+++ Listed records +++
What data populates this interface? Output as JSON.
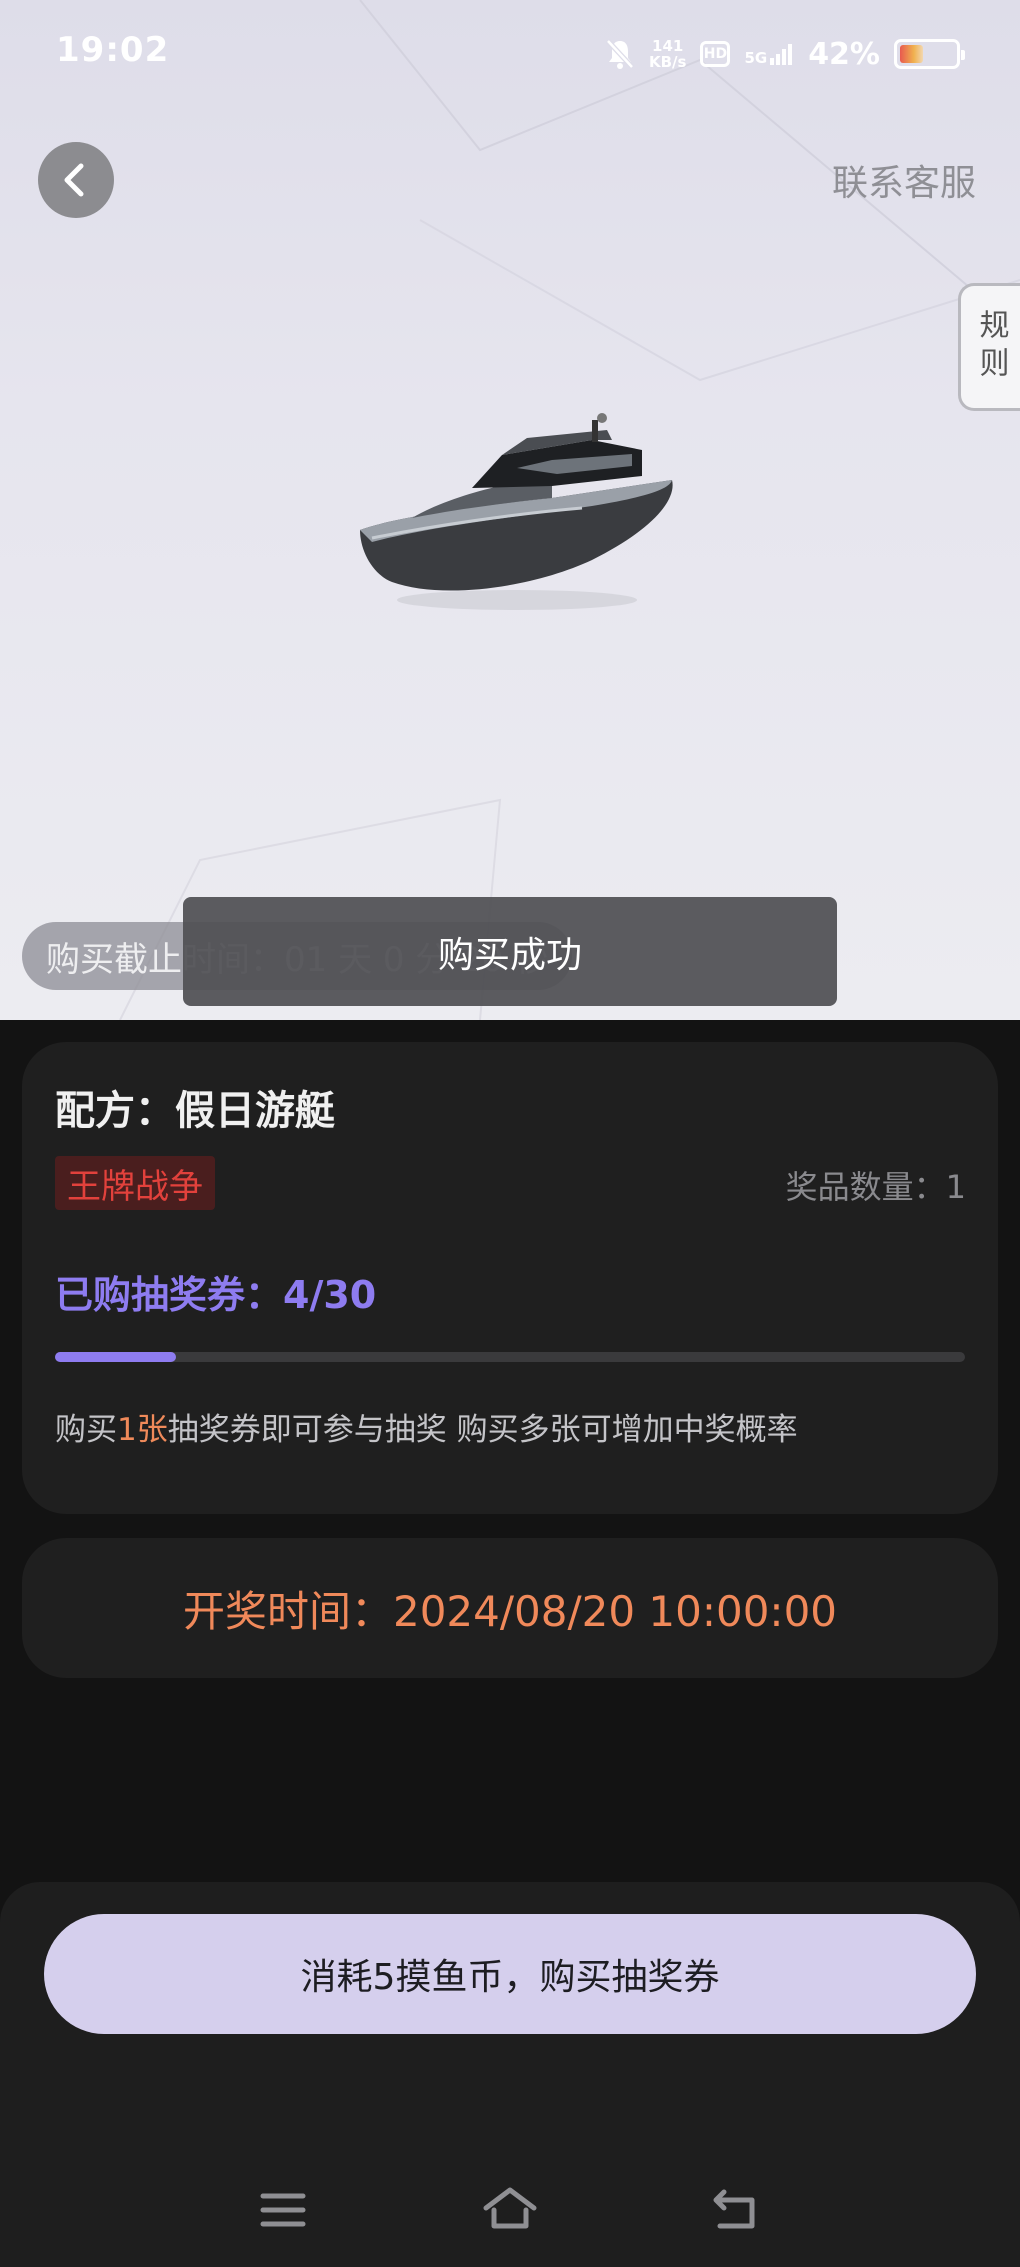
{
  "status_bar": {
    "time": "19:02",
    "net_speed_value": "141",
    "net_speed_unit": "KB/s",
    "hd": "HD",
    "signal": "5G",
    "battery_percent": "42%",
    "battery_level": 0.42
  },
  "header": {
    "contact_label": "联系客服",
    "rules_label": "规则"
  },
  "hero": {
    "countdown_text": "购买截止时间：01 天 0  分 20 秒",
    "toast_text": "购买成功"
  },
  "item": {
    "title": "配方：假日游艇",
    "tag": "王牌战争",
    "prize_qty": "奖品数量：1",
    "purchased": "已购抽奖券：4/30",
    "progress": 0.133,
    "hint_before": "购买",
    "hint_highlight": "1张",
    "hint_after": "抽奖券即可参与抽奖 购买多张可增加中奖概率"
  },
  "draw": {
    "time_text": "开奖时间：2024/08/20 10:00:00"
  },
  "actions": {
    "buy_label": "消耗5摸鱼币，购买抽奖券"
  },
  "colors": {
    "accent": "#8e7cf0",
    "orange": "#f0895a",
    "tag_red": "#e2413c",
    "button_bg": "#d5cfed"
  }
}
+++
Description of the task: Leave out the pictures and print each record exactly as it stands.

Result below:
What data populates this interface? Output as JSON.
{
  "status_bar": {
    "time": "19:02",
    "net_speed_value": "141",
    "net_speed_unit": "KB/s",
    "hd": "HD",
    "signal": "5G",
    "battery_percent": "42%",
    "battery_level": 0.42
  },
  "header": {
    "contact_label": "联系客服",
    "rules_label": "规则"
  },
  "hero": {
    "countdown_text": "购买截止时间：01 天 0  分 20 秒",
    "toast_text": "购买成功"
  },
  "item": {
    "title": "配方：假日游艇",
    "tag": "王牌战争",
    "prize_qty": "奖品数量：1",
    "purchased": "已购抽奖券：4/30",
    "progress": 0.133,
    "hint_before": "购买",
    "hint_highlight": "1张",
    "hint_after": "抽奖券即可参与抽奖 购买多张可增加中奖概率"
  },
  "draw": {
    "time_text": "开奖时间：2024/08/20 10:00:00"
  },
  "actions": {
    "buy_label": "消耗5摸鱼币，购买抽奖券"
  },
  "colors": {
    "accent": "#8e7cf0",
    "orange": "#f0895a",
    "tag_red": "#e2413c",
    "button_bg": "#d5cfed"
  }
}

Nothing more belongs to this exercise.